One area where the institutional players in the House and the Senate could play a critical role is training. Turnover of Hill staff is a significant barrier to success, and if the technology leaders in both parties of both chambers got together and crafted a critical skills curriculum it could do wonders for improving the value of the posted content.
Take press releases. A cursory review of any Hill website will show you that press releases remain a staple of the content-mill for web publishing. Yet, as the CMF report points out, unacknowledged friction exists between serving the old media and the new media. Press releases are written for journalists, not citizens. When you write content for citizens you should construct it bite-snack-meal. Forget the wall of words dishing information by the gallon at your web visitors. If an investment is made in teaching writing for the web and this skill is valued and leveraged, web publishing quality on the Hill could climb.
The rules of the House and Senate on website use, called the “franking rules” in the USHR, are also long overdue for a review. For example, one House rule says that all content must live on house.gov servers. The problem is last time I checked there are no streaming servers. So technically speaking it violates the rules to put your video out on YouTube. This rule also makes maintaining other social media sites like Facebook and MySpace out-of-bounds for government staff.
A lively debate at the Committee on House Administration over updating the franking rules for the House promises some change. At present, however, everyone is stuck with a policy that ironic at best. Those who break the rules know that they are unenforceable. Those who choose to follow the rules are trapped in yesterday’s web distribution model, and are out of touch with those they want to reach out to.

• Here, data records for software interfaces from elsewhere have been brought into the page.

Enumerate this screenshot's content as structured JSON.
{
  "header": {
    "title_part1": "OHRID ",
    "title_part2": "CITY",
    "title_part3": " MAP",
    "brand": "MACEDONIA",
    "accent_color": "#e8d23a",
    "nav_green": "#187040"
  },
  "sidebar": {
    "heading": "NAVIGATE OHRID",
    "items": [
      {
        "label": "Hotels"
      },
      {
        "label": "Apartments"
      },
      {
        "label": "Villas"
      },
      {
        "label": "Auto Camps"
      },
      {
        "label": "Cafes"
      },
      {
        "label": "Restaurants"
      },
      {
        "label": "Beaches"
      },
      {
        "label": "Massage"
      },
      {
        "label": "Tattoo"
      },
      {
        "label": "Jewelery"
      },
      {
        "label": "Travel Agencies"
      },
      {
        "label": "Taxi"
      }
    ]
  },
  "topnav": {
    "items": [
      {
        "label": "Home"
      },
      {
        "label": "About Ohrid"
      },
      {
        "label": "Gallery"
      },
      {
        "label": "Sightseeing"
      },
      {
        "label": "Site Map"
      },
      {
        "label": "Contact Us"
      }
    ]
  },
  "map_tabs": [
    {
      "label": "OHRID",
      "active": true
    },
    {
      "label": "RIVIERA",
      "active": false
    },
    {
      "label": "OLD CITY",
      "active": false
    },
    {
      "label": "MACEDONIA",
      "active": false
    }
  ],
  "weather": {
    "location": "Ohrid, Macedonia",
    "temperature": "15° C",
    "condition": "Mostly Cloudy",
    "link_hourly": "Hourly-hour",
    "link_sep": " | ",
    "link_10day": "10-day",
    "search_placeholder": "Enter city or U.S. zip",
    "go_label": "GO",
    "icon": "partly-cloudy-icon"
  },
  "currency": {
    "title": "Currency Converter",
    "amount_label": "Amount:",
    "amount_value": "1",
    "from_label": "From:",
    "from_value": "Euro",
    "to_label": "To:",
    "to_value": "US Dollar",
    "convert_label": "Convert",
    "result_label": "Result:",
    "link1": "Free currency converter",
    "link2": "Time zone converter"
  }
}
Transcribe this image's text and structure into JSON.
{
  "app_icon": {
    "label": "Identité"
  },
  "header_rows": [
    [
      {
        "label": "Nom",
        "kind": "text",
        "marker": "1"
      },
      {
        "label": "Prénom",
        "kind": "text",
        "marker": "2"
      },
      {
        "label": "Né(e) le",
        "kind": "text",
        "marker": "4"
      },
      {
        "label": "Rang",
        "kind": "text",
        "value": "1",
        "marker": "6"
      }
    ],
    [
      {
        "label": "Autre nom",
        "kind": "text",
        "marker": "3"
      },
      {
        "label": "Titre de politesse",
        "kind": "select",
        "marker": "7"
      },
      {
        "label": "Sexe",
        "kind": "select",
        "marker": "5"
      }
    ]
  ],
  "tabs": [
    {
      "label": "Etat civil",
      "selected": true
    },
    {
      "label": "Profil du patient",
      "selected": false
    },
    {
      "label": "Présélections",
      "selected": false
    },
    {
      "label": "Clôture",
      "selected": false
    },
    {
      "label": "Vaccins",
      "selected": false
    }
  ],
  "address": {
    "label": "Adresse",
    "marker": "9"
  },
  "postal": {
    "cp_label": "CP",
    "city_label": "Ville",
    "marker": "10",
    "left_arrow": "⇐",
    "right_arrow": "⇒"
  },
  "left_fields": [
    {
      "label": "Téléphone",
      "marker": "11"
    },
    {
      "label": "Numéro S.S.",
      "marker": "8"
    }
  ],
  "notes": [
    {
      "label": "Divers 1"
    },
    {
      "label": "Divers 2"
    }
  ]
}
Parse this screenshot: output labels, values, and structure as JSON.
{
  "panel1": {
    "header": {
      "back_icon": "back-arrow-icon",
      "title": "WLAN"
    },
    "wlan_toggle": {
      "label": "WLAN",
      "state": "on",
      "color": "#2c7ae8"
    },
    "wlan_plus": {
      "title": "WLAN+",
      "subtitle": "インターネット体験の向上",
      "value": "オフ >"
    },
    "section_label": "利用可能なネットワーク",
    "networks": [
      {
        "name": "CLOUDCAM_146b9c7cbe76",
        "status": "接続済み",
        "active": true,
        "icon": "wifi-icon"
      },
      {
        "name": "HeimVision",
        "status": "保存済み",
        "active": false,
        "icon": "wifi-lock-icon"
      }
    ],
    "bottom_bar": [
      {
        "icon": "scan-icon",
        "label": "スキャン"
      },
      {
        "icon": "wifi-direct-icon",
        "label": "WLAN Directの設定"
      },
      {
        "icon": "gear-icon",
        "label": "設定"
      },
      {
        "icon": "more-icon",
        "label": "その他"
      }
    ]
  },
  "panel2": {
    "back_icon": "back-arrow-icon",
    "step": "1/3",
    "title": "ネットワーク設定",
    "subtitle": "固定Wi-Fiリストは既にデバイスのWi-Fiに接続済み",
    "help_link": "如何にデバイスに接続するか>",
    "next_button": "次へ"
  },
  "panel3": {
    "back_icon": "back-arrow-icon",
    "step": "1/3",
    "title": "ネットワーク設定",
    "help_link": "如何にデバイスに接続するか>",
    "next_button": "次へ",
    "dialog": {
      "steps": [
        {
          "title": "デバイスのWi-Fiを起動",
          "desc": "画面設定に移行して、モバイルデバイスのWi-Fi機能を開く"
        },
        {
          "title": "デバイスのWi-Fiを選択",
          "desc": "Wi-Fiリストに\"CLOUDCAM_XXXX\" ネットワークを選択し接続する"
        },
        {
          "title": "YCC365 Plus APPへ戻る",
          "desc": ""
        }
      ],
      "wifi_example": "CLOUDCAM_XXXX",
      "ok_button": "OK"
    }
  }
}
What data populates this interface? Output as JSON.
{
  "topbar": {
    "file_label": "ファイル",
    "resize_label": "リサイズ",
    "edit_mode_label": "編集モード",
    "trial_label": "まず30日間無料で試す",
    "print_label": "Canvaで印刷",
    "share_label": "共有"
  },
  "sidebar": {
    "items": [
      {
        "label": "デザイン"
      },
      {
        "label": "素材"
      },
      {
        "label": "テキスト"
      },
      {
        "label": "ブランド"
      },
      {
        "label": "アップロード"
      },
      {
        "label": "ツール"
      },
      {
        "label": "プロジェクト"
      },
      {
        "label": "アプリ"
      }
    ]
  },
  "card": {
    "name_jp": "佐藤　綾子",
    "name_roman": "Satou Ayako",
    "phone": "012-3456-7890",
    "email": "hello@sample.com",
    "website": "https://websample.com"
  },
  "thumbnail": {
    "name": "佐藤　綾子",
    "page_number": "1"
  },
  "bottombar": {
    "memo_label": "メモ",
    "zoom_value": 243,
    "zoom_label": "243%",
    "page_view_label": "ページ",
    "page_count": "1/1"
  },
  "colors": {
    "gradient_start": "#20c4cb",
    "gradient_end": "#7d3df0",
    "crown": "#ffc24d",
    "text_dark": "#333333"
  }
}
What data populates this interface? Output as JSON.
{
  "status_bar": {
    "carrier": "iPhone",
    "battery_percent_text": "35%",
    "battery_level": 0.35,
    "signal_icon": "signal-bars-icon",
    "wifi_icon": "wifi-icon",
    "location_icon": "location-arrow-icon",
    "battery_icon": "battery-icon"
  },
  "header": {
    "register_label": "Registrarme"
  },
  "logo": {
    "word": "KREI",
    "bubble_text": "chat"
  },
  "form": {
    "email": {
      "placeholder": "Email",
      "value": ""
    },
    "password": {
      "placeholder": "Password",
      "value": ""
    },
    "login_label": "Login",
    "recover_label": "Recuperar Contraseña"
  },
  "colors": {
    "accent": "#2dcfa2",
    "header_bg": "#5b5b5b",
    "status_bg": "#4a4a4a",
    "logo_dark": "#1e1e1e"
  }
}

MY PLAN FOR A BETTER WAY AHEAD
Because the political parties regard the web as a means of competitive advantage, each party should organize peer teams to communicate, recognize and share best practices across their caucus. One best practice that would be easy to adopt across the board would be to ask member offices to use the AddThis widget to encourage visitors to share content from Capitol Hill with sites like De.licio.us, Digg and others.
Representatives from each outreach team should form a governance committee along with stakeholders from content providers from the institutional offices like the Clerk and the Library of Congress. Together this council should be chartered by the leadership of the House and Senate and given the leash to recommend:
- A common set of key performance indicators
- Technology policy which lists supported technology
- A road-map to identify and share content across sites
- A patterns library to stop the endless cycle of reinventing the wheel
- A common information architecture for primary and secondary navigation
- A review of House and Senate rules related to websites
The bottom line is that we need to shake up the web enterprise on Capitol Hill, and not just at the fringes. At its core, to be successful, any website has to do three things well: provide valuable content, help people find stuff and do the feedback loop. The Hill is in the danger zone on all three.
The trouble is, you could be succeeding at all three and still fail if your governing process – where you do your strategic planning and metrics – is missing. The last critical building block is the enabling processes – which is your training, budget and infrastructure. Succeed at core processes and governing processes but fail at enabling processes and you are still fried. The whole system needs to work in concert because you are only as strong as your weakest link.
Congress needs to leap into the future and develop a coordinated plan to tackle Web management at every level. It is not for the meek of heart, but as the CMF report underscores, without due attention lawmakers risk a disconnect between citizens and their government.